Socrata's wide client base of agencies has taught it a lot, says Merritt. With all that data, Socrata has built models for new clients to speed up adoption of Socrata's SaaS products. The same-sized cities tend to have the same-sized problems: aside from needing fewer snow plows, Seattle and Boston have very similar problems. (Side note: Check out how Seattle and Boston measure up using Socrata's Open Data Network tool.)
There's another reason to upgrade now: the Internet of Things. As cities consider deploying sensors to track myriad urban conditions, from weather to traffic to space usage, they must also account for how to store and make sense of all that new data.
New custom data systems built for each department, like the older ones Socrata is replacing, are likely Socrata’s biggest competition, says Rabah. But Rabah considers these "custom stovepipe systems" to be inferior at the outset: In his estimation, they’re incredibly hard to maintain and don’t trade data well (if at all) with other data systems.

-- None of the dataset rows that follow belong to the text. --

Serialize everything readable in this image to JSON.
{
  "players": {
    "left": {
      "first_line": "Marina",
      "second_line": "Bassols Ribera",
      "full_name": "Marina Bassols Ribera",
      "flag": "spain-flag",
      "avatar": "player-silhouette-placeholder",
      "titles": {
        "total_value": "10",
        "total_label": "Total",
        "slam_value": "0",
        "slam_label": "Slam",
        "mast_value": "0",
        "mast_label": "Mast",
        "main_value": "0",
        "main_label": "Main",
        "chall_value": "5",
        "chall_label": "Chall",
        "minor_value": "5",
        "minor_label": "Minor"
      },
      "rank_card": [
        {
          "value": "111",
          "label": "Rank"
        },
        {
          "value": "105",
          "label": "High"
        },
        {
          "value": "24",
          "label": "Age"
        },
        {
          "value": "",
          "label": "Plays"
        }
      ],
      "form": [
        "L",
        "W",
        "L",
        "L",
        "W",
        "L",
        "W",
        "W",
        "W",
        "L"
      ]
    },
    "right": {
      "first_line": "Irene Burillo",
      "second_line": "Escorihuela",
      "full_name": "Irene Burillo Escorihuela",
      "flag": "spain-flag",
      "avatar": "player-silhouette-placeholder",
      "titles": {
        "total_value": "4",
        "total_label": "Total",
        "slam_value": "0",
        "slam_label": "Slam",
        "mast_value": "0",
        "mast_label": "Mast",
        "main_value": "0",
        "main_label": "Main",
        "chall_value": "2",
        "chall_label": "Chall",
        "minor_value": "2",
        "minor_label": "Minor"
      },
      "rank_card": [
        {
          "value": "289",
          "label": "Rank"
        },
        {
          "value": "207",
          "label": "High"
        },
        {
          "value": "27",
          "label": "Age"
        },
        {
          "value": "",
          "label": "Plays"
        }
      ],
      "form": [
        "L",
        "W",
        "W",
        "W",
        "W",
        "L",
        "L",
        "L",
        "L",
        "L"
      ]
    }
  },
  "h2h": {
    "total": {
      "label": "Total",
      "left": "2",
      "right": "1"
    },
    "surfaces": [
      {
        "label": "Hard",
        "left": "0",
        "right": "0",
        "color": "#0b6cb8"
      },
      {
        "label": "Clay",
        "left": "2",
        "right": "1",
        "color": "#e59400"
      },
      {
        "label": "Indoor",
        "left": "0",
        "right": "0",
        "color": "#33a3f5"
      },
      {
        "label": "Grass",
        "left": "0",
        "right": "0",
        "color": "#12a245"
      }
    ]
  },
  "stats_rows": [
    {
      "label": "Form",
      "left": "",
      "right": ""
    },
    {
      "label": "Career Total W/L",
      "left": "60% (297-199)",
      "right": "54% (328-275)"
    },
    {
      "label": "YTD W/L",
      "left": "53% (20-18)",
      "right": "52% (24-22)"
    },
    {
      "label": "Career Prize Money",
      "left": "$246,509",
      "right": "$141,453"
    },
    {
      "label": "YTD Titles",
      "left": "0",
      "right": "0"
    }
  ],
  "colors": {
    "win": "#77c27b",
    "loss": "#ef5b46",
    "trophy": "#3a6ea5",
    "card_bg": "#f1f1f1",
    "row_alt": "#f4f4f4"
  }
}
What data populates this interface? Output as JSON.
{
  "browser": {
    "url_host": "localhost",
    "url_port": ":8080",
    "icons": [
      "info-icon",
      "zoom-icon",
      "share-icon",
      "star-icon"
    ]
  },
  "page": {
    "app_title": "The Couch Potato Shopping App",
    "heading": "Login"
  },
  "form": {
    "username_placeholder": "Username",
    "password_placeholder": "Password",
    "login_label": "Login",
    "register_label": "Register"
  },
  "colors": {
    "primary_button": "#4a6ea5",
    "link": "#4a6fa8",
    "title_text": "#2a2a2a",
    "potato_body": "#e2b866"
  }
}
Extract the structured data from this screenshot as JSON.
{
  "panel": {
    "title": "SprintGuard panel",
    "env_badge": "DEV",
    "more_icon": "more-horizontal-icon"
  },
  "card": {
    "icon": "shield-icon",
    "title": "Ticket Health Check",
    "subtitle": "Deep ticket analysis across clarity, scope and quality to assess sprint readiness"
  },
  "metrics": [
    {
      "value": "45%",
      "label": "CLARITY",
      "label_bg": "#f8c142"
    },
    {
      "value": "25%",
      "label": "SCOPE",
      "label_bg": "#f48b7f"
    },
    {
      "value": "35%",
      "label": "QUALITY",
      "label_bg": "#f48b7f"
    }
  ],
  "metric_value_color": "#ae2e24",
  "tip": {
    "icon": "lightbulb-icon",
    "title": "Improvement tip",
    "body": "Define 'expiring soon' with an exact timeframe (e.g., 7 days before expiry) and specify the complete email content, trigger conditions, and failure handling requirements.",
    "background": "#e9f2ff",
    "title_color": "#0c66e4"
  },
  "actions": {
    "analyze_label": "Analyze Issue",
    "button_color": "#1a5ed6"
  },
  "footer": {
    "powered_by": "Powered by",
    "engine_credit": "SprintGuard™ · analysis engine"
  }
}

"If you look at it from the perspective of a typical midsize or large government situation, they have thousands of enterprise systems out there, and every one has its own data systems and data stores. They’re incredibly disjointed, reductive, expensive to maintain, and unsustainable in the long term," says Rabah. "Our competition is the status quo, legacy IT, and disconnected proprietary systems that are incredibly complex."
Of course, there are other groups and vendors that are helping governments open up data. Rabah doesn’t see them as competition: They’re part of the big movement to get data out of dark systems and put it in the public domain. And they’d be wise to do it: liberating data could unlock $3.2 trillion to $5.4 trillion in economic value per year, according to a 2013 McKinsey Global Institute study. Unlocking data, the study claims, will enable greater economic efficiency, development of new products and services, and a "consumer surplus" generated by better cost comparisons and product quality.